    For technical questions regarding this item, or to correct its authors, title, abstract, bibliographic or download information, contact: (Dana Niculescu). General contact details of provider: http://www.elsevier.com/locate/inca/622869 .

    If you have authored this item and are not yet registered with RePEc, we encourage you to do it here. This allows to link your profile to this item. It also allows you to accept potential citations to this item that we are uncertain about.

    If CitEc recognized a reference but did not link an item in RePEc to it, you can help with this form .

    If you know of missing items citing this one, you can help us creating those links by adding the relevant references in the same way as above, for each refering item. If you are a registered author of this item, you may also want to check the "citations" tab in your RePEc Author Service profile, as there may be some citations waiting for confirmation.

    Please note that corrections may take a couple of weeks to filter through the various RePEc services.

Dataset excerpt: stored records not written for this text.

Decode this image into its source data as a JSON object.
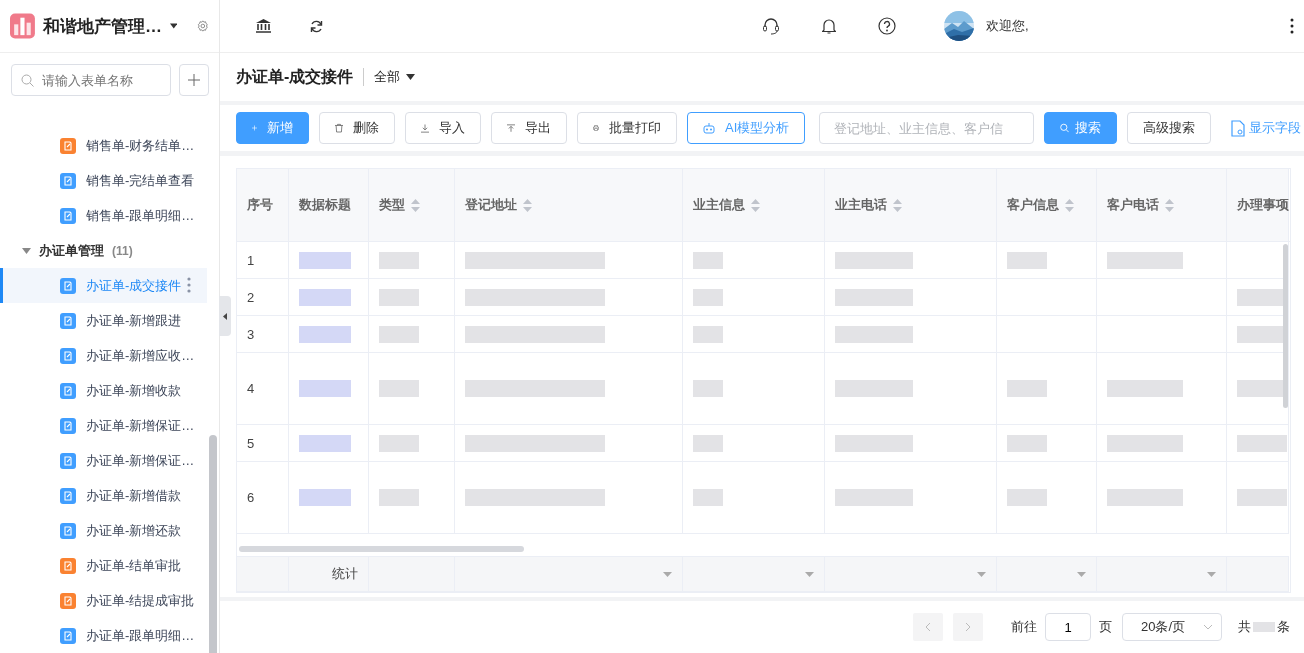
{
  "sidebar": {
    "app_title": "和谐地产管理…",
    "search": {
      "placeholder": "请输入表单名称"
    },
    "items": [
      {
        "label": "销售单-财务结单…",
        "color": "#fa8231",
        "selected": false
      },
      {
        "label": "销售单-完结单查看",
        "color": "#409eff",
        "selected": false
      },
      {
        "label": "销售单-跟单明细…",
        "color": "#409eff",
        "selected": false
      }
    ],
    "group": {
      "label": "办证单管理",
      "count": "(11)",
      "expanded": true,
      "children": [
        {
          "label": "办证单-成交接件",
          "color": "#409eff",
          "selected": true
        },
        {
          "label": "办证单-新增跟进",
          "color": "#409eff",
          "selected": false
        },
        {
          "label": "办证单-新增应收…",
          "color": "#409eff",
          "selected": false
        },
        {
          "label": "办证单-新增收款",
          "color": "#409eff",
          "selected": false
        },
        {
          "label": "办证单-新增保证…",
          "color": "#409eff",
          "selected": false
        },
        {
          "label": "办证单-新增保证…",
          "color": "#409eff",
          "selected": false
        },
        {
          "label": "办证单-新增借款",
          "color": "#409eff",
          "selected": false
        },
        {
          "label": "办证单-新增还款",
          "color": "#409eff",
          "selected": false
        },
        {
          "label": "办证单-结单审批",
          "color": "#fa8231",
          "selected": false
        },
        {
          "label": "办证单-结提成审批",
          "color": "#fa8231",
          "selected": false
        },
        {
          "label": "办证单-跟单明细…",
          "color": "#409eff",
          "selected": false
        }
      ]
    }
  },
  "topbar": {
    "greeting": "欢迎您,"
  },
  "page": {
    "title": "办证单-成交接件",
    "filter": "全部"
  },
  "toolbar": {
    "buttons": [
      {
        "label": "新增",
        "kind": "primary"
      },
      {
        "label": "删除",
        "kind": "delete"
      },
      {
        "label": "导入",
        "kind": "import"
      },
      {
        "label": "导出",
        "kind": "export"
      },
      {
        "label": "批量打印",
        "kind": "print"
      },
      {
        "label": "AI模型分析",
        "kind": "ai"
      }
    ],
    "search": {
      "placeholder": "登记地址、业主信息、客户信"
    },
    "search_button": "搜索",
    "advanced": "高级搜索",
    "fields_link": "显示字段"
  },
  "table": {
    "columns": [
      {
        "label": "序号",
        "sortable": false
      },
      {
        "label": "数据标题",
        "sortable": false
      },
      {
        "label": "类型",
        "sortable": true
      },
      {
        "label": "登记地址",
        "sortable": true
      },
      {
        "label": "业主信息",
        "sortable": true
      },
      {
        "label": "业主电话",
        "sortable": true
      },
      {
        "label": "客户信息",
        "sortable": true
      },
      {
        "label": "客户电话",
        "sortable": true
      },
      {
        "label": "办理事项",
        "sortable": false
      }
    ],
    "rows": [
      {
        "index": "1",
        "tall": false,
        "masked": [
          true,
          true,
          true,
          true,
          true,
          true,
          true,
          false
        ]
      },
      {
        "index": "2",
        "tall": false,
        "masked": [
          true,
          true,
          true,
          true,
          true,
          false,
          false,
          true
        ]
      },
      {
        "index": "3",
        "tall": false,
        "masked": [
          true,
          true,
          true,
          true,
          true,
          false,
          false,
          true
        ]
      },
      {
        "index": "4",
        "tall": true,
        "masked": [
          true,
          true,
          true,
          true,
          true,
          true,
          true,
          true
        ]
      },
      {
        "index": "5",
        "tall": false,
        "masked": [
          true,
          true,
          true,
          true,
          true,
          true,
          true,
          true
        ]
      },
      {
        "index": "6",
        "tall": true,
        "masked": [
          true,
          true,
          true,
          true,
          true,
          true,
          true,
          true
        ]
      }
    ],
    "summary": {
      "label": "统计"
    }
  },
  "pagination": {
    "goto": "前往",
    "page": "1",
    "page_unit": "页",
    "page_size": "20条/页",
    "total_prefix": "共",
    "total_suffix": "条"
  }
}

    IDEAS is a RePEc service hosted by the Research Division of the Federal Reserve Bank of St. Louis . RePEc uses bibliographic data supplied by the respective publishers.